Pay-If-Paid clauses tend to be a contractual issue specifically affecting businesses in the construction industry. It is rare to see them elsewhere, simply because this is almost one of the only industries where a product is worked on by many different people subcontracted out. A pay-if-paid clause can affect everyone downstream of a contract, stating that the customer is only obligated to pay you if they were paid first by their customer. This can have a huge impact on your cash flow, and steps should be taken to avoid these clauses all together. Below we’ve highlighted some ways to reduce the risk of pay-if-paid clauses.
The only way you can reduce the risk of pay-if-paid clauses to check and make sure they are not in your contract. If you don’t thoroughly read your payment terms, you may get blindsided by a clause that simply states you assume the risk of not getting paid at all. You are allowed to strike out contractual lines or modify statements before signing. The easiest way to reduce your risk is by eliminating this clause altogether when you sign a contract.
Although a pay-if-paid clause in your customer’s contracts doesn’t directly have an effect on your getting paid, it can have an effect on how quickly a customer pays you. If one of your customers is struggling to get paid by their customers due to pay-if-paid clauses, they may have cash flow issues and hold off on paying you. This will have a negative effect on your cash flow and your accounts receivable. It’s best to try and stay away from customers that regularly deal with pay-if-paid payment terms.
There is a huge difference between pay-if-paid and pay-when-paid and it can ultimately make a difference if you get paid late or not paid at all. Pay-if-paid simply states that your customer will not pay you until they have received payment from their customer. A pay-when-paid clause states that they will pay you as soon as they have received payment. A late payment is better than nothing at all. If you scan your contract, try making this small modification to reduce your risk.
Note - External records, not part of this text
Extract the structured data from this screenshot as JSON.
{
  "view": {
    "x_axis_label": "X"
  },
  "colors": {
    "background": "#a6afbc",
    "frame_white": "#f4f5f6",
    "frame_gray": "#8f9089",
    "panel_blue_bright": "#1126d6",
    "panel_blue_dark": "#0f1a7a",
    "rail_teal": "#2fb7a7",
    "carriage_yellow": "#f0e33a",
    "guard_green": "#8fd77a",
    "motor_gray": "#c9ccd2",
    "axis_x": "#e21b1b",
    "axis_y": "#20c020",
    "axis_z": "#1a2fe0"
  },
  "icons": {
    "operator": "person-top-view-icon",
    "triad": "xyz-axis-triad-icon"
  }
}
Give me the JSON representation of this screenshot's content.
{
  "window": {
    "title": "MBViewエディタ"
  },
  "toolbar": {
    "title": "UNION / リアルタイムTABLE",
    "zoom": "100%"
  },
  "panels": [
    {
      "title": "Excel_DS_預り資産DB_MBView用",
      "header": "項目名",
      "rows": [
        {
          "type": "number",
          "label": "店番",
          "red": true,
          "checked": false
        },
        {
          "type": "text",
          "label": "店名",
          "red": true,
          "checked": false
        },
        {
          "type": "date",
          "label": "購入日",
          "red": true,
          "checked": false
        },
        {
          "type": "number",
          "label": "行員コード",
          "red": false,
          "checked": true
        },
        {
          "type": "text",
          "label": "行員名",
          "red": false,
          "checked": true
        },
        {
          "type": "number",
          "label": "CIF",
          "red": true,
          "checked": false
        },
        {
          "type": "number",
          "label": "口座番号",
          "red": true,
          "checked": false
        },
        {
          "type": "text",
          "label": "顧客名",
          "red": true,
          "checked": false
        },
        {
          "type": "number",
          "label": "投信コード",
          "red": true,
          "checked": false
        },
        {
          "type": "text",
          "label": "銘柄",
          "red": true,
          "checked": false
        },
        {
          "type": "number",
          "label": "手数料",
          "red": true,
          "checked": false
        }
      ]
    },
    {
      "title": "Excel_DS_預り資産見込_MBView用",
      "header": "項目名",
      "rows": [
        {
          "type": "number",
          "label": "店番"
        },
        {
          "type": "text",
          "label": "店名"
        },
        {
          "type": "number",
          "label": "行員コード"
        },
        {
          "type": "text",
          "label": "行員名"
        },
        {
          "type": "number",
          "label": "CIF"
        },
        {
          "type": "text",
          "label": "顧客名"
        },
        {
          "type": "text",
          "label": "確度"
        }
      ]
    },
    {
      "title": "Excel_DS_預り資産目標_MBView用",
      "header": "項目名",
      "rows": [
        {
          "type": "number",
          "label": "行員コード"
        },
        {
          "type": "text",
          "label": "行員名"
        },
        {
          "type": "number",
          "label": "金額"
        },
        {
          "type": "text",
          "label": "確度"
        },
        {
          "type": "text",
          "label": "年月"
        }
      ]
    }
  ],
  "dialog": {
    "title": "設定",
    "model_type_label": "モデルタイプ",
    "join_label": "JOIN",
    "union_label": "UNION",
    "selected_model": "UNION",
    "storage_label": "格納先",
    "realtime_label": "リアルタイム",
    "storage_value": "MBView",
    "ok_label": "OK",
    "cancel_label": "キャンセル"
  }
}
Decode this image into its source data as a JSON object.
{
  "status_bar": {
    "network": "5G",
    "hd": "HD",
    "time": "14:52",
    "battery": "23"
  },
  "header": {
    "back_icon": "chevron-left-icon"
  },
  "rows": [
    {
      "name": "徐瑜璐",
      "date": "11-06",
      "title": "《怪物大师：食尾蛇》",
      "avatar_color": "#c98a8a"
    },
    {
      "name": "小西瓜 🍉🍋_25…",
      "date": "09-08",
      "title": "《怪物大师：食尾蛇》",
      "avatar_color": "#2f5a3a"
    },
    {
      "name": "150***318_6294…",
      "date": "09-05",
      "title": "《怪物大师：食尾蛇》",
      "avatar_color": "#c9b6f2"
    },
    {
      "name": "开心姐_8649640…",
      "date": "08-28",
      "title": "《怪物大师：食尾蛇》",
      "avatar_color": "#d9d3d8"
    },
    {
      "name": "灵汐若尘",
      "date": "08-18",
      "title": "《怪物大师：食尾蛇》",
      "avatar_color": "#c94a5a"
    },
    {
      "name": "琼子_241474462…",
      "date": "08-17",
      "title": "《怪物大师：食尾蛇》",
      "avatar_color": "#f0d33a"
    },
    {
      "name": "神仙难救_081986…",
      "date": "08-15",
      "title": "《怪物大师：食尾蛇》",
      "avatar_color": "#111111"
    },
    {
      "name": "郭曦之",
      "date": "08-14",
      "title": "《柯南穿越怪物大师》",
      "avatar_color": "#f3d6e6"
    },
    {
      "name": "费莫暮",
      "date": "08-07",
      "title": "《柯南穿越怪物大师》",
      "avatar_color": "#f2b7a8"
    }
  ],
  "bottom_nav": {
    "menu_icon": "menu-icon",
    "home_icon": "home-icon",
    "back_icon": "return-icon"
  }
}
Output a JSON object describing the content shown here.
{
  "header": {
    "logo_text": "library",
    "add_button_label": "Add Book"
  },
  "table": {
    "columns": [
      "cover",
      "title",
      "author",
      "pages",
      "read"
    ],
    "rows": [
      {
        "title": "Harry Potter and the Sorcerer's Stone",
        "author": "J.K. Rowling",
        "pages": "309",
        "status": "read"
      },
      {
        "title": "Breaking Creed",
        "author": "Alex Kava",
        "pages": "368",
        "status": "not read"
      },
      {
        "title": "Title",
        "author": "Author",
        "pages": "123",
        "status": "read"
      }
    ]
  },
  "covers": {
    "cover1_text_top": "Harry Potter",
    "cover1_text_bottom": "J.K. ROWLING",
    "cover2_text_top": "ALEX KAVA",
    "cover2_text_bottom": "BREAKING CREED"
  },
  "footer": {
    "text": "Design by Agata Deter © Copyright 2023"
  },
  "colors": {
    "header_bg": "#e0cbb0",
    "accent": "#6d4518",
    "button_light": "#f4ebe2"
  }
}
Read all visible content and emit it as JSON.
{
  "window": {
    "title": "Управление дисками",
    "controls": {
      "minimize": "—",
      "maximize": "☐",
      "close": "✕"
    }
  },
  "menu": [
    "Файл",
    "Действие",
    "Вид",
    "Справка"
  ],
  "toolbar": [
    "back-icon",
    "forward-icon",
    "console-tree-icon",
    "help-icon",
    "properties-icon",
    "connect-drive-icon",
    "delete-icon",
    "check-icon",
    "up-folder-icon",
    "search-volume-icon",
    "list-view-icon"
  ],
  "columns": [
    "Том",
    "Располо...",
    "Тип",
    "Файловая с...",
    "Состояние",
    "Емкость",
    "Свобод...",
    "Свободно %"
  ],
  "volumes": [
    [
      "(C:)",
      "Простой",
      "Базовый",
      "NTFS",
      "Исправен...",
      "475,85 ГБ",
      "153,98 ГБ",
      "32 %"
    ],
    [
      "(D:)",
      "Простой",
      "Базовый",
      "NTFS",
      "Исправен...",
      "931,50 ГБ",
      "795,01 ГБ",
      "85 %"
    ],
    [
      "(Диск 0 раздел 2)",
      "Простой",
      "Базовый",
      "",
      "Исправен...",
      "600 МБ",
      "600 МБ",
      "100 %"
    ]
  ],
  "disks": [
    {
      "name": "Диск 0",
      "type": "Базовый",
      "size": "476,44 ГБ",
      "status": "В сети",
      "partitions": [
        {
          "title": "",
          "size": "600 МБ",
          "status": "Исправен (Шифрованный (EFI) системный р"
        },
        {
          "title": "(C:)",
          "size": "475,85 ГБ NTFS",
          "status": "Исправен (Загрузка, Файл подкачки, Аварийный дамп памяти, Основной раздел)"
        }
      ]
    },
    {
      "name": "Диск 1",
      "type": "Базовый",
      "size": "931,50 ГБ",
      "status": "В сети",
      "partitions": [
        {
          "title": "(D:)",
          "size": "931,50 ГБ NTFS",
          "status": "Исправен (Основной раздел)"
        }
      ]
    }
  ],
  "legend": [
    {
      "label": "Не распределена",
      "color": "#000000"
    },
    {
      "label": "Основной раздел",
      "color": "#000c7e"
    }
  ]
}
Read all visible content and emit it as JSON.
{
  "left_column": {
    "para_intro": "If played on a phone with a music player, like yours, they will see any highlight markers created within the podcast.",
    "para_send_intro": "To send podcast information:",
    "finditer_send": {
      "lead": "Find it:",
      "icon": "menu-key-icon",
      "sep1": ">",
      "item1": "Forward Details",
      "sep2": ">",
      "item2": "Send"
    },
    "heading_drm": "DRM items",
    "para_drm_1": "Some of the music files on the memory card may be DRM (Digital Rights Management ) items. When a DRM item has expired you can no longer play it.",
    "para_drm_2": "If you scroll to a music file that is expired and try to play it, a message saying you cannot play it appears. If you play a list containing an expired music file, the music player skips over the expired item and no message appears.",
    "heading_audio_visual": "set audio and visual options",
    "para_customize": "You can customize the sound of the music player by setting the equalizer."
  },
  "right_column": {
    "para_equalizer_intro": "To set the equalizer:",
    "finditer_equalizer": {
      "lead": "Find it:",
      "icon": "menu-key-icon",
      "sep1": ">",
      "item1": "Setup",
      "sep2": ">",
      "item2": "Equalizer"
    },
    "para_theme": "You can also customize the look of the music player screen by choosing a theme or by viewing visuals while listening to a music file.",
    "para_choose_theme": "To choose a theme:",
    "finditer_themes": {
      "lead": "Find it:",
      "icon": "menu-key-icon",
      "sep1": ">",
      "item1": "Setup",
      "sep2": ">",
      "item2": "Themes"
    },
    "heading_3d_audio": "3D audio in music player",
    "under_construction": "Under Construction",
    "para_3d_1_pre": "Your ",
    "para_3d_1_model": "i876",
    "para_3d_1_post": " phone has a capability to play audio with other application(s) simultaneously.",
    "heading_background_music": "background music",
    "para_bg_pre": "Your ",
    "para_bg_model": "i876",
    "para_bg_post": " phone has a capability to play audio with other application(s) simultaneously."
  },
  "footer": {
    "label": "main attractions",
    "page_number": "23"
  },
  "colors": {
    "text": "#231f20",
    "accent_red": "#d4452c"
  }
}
In a survey by STS on construction in 2017, 29 percent of respondents states that pay-if-paid clauses are one of their top three concerns to getting paid on time. Reducing the risk of pay-if-paid clauses gets rid of one of those concerns and helps improve accounts receivable. It all comes down to negotiating payment terms and refusing to accept a contract with pay-if-paid clauses. It may be a little hard work but it could make the difference in getting paid for your work.